Council won't pay carbon tax
TWEED Shire Council will not have to pay the new carbon tax for emissions created by the Stotts Creek Resource Recovery Centre and will not be listed as a "liable entity" under recently introduced Federal Clean Energy Legislation.
The cost saving is a consequence of the council's methane gas capture program which traps landfill gas produced by rotting vegetative matter buried in the waste site and uses it to generate electricity through an onsite mini power station.
The council's gas contractor puts the electricity generated into the grid resulting in further cost reductions for the council.
For every tonne of household waste collected at the garbage depot, about one tonne of carbon is generated which, if released into the atmosphere, would attract carbon tax charges.
However, the council's methane gas capture program reduces carbon emissions to a level where the new carbon tax is not triggered.

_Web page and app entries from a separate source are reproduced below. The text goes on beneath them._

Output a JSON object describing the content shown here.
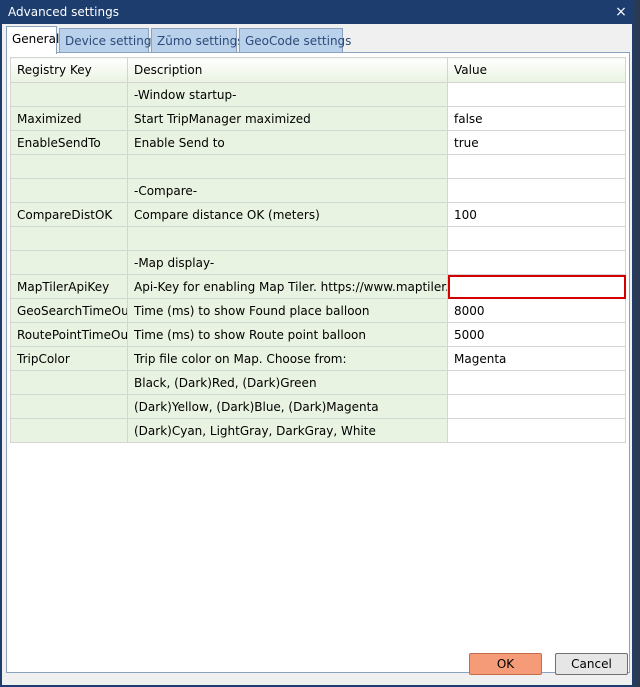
{
  "window": {
    "title": "Advanced settings",
    "close_glyph": "×"
  },
  "tabs": [
    {
      "label": "General"
    },
    {
      "label": "Device settings"
    },
    {
      "label": "Zūmo settings"
    },
    {
      "label": "GeoCode settings"
    }
  ],
  "table": {
    "headers": [
      "Registry Key",
      "Description",
      "Value"
    ],
    "rows": [
      {
        "key": "",
        "description": "-Window startup-",
        "value": ""
      },
      {
        "key": "Maximized",
        "description": "Start TripManager maximized",
        "value": "false"
      },
      {
        "key": "EnableSendTo",
        "description": "Enable Send to",
        "value": "true"
      },
      {
        "key": "",
        "description": "",
        "value": ""
      },
      {
        "key": "",
        "description": "-Compare-",
        "value": ""
      },
      {
        "key": "CompareDistOK",
        "description": "Compare distance OK (meters)",
        "value": "100"
      },
      {
        "key": "",
        "description": "",
        "value": ""
      },
      {
        "key": "",
        "description": "-Map display-",
        "value": ""
      },
      {
        "key": "MapTilerApiKey",
        "description": "Api-Key for enabling Map Tiler. https://www.maptiler.com",
        "value": ""
      },
      {
        "key": "GeoSearchTimeOut",
        "description": "Time (ms) to show Found place balloon",
        "value": "8000"
      },
      {
        "key": "RoutePointTimeOut",
        "description": "Time (ms) to show Route point balloon",
        "value": "5000"
      },
      {
        "key": "TripColor",
        "description": "Trip file color on Map. Choose from:",
        "value": "Magenta"
      },
      {
        "key": "",
        "description": "Black, (Dark)Red, (Dark)Green",
        "value": ""
      },
      {
        "key": "",
        "description": "(Dark)Yellow, (Dark)Blue, (Dark)Magenta",
        "value": ""
      },
      {
        "key": "",
        "description": "(Dark)Cyan, LightGray, DarkGray, White",
        "value": ""
      }
    ]
  },
  "buttons": {
    "ok": "OK",
    "cancel": "Cancel"
  }
}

The captured methane gas generates around 3,000 megawatt hours of electricity, enough to power 400 homes.
Council started its emissions reduction program in 2002 when it installed a methane gas extraction system at its waste depot.
In 2006 council installed a micro power station and started to generate electricity from the around 50,000 tonnes of waste collected at the depot each year.
Council's effort to capture the methane gas at the Stotts Creek facility avoids CO2 emissions to the tune of 12,900 tonnes annually, the equivalent to taking almost 4,000 cars off the roads for one year.
Residents can help reduce methane gas emissions by composting food and garden waste and can further assist by ordering a green waste bin from Council and turn garden prunings and other vegetative matter into mulch.
Tweed Shire Council mayor Barry Longland said the Stotts Creek facility saved the council estimated costs in the order of many hundreds of thousands of dollars per year.
Council was not liable to pay the carbon pricing mechanism for any of its other activities, Cr Longland said.